I think I can bring an unique viewpoint to this discussion in that I never lifted weights until I was 36. Currently, I'm 39. I ran CC, swam, and did track in HS, and competed in triathlons during and after college. I was really fast and had great endurance, but also had the metabolism of a hummingbird and graduated HS at 6', 140 lbs.
So, 3 years ago I stepped into the weight room 6', 170 lbs knowing nothing but smart enough to have bought and read a copy of Starting Strength. Some of my discoveries after 2.5 years of lifting:
1) GOMAD makes for a fat 36 year old. Eating excessive calories does not build more muscle, it adds weight to my gut and ass.
2) Gaining excessive weight means losing it, and body recomps at age 39 are very difficult. You really can't serve 2 masters the way you can when your younger.

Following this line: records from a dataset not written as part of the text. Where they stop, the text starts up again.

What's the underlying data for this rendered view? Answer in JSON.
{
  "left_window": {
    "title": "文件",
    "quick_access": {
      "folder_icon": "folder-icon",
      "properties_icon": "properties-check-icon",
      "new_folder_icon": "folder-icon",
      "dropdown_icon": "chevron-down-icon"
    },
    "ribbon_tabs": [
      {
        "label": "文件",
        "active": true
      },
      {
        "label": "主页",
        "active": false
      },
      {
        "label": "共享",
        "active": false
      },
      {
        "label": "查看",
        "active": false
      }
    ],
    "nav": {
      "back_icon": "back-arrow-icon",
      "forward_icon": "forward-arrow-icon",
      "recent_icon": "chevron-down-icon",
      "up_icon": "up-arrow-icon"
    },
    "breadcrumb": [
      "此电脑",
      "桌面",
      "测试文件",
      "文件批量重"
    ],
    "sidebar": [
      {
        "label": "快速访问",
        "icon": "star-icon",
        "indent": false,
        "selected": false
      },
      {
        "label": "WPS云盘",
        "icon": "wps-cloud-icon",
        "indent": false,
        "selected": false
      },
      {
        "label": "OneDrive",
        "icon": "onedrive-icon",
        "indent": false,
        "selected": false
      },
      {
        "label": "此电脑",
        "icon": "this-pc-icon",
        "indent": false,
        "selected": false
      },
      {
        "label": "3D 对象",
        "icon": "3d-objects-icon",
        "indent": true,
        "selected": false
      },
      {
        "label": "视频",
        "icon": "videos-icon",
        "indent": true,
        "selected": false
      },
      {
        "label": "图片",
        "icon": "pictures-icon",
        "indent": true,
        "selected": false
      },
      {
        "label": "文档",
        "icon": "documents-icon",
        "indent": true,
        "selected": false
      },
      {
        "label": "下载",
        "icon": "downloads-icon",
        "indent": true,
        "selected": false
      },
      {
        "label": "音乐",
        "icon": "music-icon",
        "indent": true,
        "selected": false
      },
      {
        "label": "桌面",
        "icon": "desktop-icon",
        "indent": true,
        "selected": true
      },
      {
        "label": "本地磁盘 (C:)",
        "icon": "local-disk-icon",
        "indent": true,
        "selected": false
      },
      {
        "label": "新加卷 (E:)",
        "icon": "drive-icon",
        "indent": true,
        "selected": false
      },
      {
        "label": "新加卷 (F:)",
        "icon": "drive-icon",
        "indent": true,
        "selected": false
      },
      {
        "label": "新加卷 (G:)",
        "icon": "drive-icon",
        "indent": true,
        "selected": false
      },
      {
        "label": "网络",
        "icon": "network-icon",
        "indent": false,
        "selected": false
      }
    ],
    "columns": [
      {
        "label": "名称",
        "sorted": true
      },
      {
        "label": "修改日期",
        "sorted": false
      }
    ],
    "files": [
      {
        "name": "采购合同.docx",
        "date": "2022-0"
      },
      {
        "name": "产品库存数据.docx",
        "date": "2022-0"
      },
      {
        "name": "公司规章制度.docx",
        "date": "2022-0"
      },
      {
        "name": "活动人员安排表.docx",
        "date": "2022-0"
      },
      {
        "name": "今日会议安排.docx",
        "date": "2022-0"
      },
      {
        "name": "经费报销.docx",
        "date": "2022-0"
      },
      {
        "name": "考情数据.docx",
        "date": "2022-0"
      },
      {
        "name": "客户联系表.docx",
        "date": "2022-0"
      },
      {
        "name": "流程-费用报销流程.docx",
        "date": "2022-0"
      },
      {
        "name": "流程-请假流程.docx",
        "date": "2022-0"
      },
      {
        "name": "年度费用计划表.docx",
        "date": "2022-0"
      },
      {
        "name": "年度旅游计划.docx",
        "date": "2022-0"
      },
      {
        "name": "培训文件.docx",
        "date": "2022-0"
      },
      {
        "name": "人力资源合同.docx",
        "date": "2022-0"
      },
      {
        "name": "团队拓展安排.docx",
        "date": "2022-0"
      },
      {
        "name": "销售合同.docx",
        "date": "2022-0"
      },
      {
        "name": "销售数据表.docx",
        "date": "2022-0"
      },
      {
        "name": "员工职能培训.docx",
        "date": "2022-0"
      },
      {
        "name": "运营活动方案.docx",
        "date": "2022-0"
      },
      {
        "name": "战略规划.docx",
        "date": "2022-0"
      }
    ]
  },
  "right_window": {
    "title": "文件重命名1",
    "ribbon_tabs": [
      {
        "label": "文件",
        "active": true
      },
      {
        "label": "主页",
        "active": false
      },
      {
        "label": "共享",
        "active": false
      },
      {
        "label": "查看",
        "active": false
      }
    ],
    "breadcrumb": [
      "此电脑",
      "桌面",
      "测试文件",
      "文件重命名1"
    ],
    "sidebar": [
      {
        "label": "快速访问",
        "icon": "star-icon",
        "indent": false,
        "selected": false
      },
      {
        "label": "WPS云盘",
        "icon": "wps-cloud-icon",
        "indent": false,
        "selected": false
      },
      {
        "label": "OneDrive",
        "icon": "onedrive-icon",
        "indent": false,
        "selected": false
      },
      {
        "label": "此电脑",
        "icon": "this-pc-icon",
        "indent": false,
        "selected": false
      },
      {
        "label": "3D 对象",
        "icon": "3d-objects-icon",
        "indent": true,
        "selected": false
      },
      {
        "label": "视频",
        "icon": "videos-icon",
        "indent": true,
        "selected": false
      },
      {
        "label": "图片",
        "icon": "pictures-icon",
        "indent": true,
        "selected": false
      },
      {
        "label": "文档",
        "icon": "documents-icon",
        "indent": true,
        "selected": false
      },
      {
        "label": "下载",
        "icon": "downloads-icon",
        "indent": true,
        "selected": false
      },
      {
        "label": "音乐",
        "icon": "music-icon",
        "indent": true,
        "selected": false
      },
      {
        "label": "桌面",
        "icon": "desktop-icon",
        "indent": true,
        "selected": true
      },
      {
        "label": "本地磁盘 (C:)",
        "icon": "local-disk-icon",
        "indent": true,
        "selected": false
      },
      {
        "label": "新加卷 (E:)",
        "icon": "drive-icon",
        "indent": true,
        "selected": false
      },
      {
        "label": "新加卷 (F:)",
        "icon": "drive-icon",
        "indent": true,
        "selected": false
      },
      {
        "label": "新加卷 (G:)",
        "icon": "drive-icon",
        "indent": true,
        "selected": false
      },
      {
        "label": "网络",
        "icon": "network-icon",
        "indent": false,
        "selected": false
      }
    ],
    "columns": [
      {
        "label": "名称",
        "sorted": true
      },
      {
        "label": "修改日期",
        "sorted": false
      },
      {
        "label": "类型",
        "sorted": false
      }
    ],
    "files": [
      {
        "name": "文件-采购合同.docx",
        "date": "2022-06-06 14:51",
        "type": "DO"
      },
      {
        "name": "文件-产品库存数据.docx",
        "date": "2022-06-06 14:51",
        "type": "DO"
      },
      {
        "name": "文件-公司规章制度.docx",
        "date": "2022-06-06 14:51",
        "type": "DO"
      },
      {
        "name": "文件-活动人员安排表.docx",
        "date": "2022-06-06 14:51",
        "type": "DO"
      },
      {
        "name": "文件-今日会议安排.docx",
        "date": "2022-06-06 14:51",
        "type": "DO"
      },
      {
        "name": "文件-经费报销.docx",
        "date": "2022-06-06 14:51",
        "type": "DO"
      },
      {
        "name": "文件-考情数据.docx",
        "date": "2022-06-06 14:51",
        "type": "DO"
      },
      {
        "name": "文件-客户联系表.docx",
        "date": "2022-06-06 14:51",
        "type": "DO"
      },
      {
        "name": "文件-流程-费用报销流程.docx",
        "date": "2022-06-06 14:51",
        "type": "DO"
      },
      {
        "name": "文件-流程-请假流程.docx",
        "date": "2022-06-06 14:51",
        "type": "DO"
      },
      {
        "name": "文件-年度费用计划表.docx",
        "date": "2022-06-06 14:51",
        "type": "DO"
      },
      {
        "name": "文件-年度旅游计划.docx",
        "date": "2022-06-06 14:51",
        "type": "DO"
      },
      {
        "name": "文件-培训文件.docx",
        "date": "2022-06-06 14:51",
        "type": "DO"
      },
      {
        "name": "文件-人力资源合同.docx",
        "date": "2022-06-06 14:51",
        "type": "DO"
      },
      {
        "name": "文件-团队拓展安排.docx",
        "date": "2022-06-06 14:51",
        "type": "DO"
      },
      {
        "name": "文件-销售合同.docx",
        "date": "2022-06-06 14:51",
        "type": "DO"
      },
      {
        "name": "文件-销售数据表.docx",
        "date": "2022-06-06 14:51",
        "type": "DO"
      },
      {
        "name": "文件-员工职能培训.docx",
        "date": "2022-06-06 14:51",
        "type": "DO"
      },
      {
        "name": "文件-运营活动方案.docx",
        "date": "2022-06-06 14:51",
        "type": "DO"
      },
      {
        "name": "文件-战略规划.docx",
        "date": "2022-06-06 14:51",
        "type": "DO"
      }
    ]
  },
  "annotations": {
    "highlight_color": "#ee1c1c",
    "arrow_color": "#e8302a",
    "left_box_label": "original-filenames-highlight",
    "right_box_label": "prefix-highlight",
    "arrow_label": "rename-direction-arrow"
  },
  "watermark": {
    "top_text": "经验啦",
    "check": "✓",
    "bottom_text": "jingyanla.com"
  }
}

3) Losing weight is much more difficult whether it be for metabolic reasons, hormonal reasons, the daily grind, etc.
4) Strength gains are made slowly, size gains are made even more slowly. It just seems that 39 year old bodies do not want to create new muscle tissue. Guys in the gym remark that I'm strong for my size. When I first pulled 405, I measured my biceps cold, unflexed. They were 13.25". I can front squat 265 but my thighs are 22.5".
5) Recuperation is a huge limiting factor. When I was 20, I could get wasted, wake up the next morning and start firing up all over again. Now, if I get anything more than a strong buzz, I'm sluggish for a day and a half. After a heavy DL day, my upper body lifting the next day suffers. I'm just generally dragging ass. I've learned to avoid lifting until failure on too many sets, it seems that grinding out reps sets me back days. I wholeheartedly agree with "Stimulate, don't annihilate."
6) Injuries and fatigue accumulate in a way that they never did when I was younger. In my case, I'm very conscious of making sure I do my stretching and mobility work. I heal more slowly than I did when I was in my 20s and an injury will set me back farther.
Obviously, these are my experiences, ymmv. But I agree with most of the other posters that the guys who are big in their 30s got that way after 10 years of dedication and persistence. They didn't just blow up when they turned 34.